We have two Mr Bs in our church. One is GB, my father, who is 91, and the other is John, who recently turned 90. I put together a little booklet about these two elderly men of our church, because they have lived, and continue to live, lives that honour God. They face the problems that come with old age with fortitude and faith.
The booklet, with a foreword from Pastor Alfie Orr of South City church, includes GB’s and John’s thoughts, biographical information, information about ancestors, their personal testimony of how they came to faith, and many interesting photographs, including a small series of photos by Natalie Rose.
And this is from the back cover:
Click the link below to read the booklet.
South City Mr Bs_ForOnline
In Auckland, you can have upto six hens but no roosters, because roosters are noisy. At certain times in the day, my girls get very noisy too and I worry about the neighbours.
So, I’m taking them a little peace offering to show them that I am thankful that they are putting up with the chicken talk.
[My lovely neighbour seemed genuinely happy to see me and graciously accepted the gift. She acknowledged that they could indeed hear my chickens but assured me that they loved the natural sound of the birds in the reserve adjacent to us, and did not mind the chicken noises either. Thanking God for good neighbours; I am indebted to them]
Little Dot layed a little egg early last week. We all laughed.
Over the course of the week, her eggs have become progressively bigger.
Little Dot is my Gold-laced Wyandotte, the baby of the lot. She has always been the shy and edgy one.
These pictures show you what she looked like when she first came to us and the fine young hen she’s become.
When I was little and being the only child, I did not have real playmates often. But real or make-believe, one of my favourite games was what we called ‘House house.’ Yes it’s the same game that girls everywhere often play—pretending to be a mummy in a home, and cooking was naturally an important component. I did get items from my mum’s kitchen to play with, but I never actually thought of making a really edible dish as part of the play activity.
My mother-in-law, on the other hand, who would be about 95 had she been alive, had had a lot more fun when she was little, doing some semi-real cooking.
One of the items they made in the course of the play activity was a lollipop-like candy that was spicy, sour, and sweet. Apparently, they mixed tamarind, dried red chillies, and sugar. They would then put blobs of this to gooey ‘goodness’ on the ends of little sticks (twigs?), and it was ready for human consumption!
From the ingredients she mentioned, I could imagine the delight of a child in tasting those real and sharp flavours, albeit crude.
Today, years later and miles away in Auckland at work, we had our first team meeting in the new year. Our manager gave us some candy from his visit to his home country Mexico. The candy with alcohol was an instant hit (no pun intended) with the others.

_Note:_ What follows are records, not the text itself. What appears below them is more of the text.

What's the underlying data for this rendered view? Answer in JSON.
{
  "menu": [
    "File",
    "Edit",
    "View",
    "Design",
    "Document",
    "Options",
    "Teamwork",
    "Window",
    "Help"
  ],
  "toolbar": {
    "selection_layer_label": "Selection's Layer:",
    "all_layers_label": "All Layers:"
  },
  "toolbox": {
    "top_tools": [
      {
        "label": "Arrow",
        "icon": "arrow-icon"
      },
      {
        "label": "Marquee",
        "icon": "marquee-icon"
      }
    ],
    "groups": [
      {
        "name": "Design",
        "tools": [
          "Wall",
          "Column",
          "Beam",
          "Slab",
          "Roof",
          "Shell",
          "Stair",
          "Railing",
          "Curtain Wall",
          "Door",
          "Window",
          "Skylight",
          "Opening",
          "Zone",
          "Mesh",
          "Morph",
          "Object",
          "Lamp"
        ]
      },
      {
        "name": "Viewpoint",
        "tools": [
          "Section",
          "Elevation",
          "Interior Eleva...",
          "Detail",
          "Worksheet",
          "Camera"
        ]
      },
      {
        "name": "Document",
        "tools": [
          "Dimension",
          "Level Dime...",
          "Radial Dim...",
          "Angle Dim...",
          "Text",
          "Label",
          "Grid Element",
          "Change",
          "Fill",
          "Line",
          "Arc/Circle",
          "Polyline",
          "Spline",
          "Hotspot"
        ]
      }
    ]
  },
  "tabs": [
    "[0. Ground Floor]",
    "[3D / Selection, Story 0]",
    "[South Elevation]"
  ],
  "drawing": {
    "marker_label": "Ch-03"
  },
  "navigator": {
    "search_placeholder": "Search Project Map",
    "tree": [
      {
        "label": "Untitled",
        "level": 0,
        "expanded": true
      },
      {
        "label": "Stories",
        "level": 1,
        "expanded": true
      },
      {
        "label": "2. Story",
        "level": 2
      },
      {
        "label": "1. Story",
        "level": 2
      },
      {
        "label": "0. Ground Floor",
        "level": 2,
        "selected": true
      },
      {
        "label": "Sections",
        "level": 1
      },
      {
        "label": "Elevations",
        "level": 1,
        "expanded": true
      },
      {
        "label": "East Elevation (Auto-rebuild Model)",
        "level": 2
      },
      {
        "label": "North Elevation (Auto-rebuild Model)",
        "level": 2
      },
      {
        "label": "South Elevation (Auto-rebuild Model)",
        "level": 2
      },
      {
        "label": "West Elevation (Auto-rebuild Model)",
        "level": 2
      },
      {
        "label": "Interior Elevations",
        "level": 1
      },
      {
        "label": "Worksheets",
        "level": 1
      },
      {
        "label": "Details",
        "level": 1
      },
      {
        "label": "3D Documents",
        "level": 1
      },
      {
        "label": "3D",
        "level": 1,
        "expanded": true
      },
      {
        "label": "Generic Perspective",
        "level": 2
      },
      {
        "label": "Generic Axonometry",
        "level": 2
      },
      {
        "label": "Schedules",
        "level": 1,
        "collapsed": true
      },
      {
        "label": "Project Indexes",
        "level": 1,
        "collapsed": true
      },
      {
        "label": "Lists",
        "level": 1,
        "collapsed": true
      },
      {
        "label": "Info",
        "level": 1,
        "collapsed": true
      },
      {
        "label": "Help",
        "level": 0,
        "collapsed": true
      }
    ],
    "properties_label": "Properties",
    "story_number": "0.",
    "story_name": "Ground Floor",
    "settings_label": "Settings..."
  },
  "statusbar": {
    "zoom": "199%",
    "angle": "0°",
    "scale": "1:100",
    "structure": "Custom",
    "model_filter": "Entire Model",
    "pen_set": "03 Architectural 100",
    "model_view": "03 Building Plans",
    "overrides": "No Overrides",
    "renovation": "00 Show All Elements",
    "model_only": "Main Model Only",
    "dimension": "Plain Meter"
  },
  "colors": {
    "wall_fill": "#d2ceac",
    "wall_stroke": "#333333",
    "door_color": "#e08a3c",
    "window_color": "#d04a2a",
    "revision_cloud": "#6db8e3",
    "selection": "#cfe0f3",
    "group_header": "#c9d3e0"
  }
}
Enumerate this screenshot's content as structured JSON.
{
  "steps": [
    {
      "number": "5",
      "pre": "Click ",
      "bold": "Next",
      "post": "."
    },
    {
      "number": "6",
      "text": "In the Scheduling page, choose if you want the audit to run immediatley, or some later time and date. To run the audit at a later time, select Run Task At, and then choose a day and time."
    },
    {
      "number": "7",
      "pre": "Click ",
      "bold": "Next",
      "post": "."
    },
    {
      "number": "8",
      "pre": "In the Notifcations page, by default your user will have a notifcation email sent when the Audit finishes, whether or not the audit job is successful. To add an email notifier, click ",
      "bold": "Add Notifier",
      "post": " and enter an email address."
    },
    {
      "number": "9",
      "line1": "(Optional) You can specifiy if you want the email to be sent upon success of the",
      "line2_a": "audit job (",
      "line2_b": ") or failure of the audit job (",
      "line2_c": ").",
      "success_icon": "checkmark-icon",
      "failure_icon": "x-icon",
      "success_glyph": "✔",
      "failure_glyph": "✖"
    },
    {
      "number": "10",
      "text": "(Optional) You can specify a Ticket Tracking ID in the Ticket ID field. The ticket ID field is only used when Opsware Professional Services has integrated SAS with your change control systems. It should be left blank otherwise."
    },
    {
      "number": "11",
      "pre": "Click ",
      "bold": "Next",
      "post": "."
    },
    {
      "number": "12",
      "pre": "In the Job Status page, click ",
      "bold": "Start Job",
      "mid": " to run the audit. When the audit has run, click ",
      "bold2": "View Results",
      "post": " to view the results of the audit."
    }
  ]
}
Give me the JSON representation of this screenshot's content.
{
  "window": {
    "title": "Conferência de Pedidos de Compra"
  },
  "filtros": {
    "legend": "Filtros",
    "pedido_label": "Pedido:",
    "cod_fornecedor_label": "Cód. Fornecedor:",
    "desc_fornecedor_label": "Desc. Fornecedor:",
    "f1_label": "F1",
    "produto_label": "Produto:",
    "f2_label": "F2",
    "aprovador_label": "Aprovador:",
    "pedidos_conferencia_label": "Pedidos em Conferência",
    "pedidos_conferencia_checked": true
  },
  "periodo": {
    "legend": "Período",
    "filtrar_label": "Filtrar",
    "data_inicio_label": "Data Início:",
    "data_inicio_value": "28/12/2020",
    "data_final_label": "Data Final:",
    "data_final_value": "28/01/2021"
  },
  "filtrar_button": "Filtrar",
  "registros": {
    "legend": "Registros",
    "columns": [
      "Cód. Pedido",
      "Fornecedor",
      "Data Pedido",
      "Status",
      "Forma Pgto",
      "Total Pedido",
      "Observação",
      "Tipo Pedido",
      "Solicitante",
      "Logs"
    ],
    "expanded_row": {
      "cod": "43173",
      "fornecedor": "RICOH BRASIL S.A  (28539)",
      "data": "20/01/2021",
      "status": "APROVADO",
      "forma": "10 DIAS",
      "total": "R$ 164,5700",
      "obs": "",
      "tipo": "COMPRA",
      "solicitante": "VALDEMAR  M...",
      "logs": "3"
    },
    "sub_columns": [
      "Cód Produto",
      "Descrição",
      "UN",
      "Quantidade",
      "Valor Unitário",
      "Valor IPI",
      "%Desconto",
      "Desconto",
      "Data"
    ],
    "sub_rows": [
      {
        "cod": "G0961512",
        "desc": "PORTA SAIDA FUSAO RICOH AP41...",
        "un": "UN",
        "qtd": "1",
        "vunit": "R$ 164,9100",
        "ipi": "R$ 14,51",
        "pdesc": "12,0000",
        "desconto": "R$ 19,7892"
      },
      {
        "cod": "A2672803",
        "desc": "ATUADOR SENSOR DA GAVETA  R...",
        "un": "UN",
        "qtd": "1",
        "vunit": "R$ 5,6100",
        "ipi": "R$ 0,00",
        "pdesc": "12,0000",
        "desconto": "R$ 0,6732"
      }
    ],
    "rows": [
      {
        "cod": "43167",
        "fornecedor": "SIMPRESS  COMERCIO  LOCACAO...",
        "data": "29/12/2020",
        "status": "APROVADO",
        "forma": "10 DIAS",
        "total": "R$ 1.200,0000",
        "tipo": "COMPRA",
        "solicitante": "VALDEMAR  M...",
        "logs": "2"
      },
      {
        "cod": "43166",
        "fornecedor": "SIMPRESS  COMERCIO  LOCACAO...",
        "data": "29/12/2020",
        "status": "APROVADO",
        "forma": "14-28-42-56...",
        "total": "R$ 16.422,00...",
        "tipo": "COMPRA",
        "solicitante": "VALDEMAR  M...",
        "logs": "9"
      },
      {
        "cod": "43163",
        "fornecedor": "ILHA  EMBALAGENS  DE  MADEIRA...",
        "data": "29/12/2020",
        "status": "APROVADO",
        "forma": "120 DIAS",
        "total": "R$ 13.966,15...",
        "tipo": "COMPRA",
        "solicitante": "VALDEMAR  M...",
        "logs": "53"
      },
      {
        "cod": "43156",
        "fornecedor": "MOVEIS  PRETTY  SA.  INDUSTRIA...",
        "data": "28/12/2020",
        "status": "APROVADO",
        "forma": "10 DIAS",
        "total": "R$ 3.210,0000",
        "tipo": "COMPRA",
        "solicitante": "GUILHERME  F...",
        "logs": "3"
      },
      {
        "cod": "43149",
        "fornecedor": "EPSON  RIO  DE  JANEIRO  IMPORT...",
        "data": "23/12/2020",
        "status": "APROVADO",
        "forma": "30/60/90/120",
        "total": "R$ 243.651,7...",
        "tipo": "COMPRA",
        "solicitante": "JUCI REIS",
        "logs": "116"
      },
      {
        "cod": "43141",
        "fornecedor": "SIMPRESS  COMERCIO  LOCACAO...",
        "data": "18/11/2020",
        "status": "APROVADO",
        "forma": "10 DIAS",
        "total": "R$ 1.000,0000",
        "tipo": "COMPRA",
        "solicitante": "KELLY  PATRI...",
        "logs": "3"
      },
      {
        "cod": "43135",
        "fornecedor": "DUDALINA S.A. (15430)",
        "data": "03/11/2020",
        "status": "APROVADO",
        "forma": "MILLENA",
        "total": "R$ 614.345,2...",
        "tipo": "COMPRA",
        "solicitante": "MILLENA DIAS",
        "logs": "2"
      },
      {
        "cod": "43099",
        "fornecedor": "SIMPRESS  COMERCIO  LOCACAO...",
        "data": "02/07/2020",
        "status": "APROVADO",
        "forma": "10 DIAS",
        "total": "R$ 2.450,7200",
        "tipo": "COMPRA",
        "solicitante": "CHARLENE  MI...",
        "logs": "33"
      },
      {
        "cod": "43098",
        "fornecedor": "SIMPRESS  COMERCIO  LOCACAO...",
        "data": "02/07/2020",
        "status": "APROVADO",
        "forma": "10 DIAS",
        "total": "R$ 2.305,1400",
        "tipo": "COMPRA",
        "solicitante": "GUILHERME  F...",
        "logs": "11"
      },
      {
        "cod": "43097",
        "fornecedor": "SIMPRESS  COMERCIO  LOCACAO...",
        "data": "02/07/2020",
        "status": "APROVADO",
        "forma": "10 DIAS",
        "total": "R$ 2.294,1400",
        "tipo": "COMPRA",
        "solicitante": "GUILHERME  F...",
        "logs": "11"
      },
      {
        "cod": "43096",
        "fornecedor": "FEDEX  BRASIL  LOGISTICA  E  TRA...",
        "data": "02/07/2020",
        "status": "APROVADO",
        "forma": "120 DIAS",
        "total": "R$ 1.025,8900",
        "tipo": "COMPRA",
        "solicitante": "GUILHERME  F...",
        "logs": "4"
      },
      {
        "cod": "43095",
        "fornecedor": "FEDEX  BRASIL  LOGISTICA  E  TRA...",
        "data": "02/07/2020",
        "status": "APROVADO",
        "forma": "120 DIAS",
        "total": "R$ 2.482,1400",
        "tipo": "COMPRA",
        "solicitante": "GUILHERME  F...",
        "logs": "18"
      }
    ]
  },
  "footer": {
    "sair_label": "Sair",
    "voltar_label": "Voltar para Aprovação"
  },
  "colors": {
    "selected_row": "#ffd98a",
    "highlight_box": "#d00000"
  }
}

But I found the Pulparindo very interesting. The moment I tasted it, I remembered my mother-in-law’s playtime candy. The Pulparindo is Mexico’s Pulp-and-Indo connection, shall we say?
It’s been called a monster storm and a subtropical weather bomb. Campers along the coast have been asked to evacuate.
We are safe and dry at home. But what about the chickens. All day it drizzled, and contrary to expectations, the silly things did NOT stay in the hen house dry. They continued to scurry about and looked rather odd with their feathers sticking together.
So I removed the plastic tablecloth that needed changing anyway—someone having places a hot pan on it at some point—and covered the coop with it.
I hope for their sakes that the gale-force winds do not happen and the plastic table cloths stays put. We’ll know in the morning. Have I really gotten that fond of them?
[A few hours later, the wind had lifted the tablecloth, which had folded over, exposing the coop to the rain and I secured it to the ground with bricks. In the morning, it was still holding up. The wind had subsided enough to make a little shelter with the tablecloth.
And I have some eggs to boot.]
When criticising my chickens’ eggs, let’s be kind and preferably not say things in their hearing. Everyone’s been disdainful about the size of the eggs, and now look what one of them has gone and laid.
The egg against three size-8 Farmer-Brown eggs from the store. Sigh, how much our words must have affected them! (The egg measures a whopping 8.5cm from pole to pole.)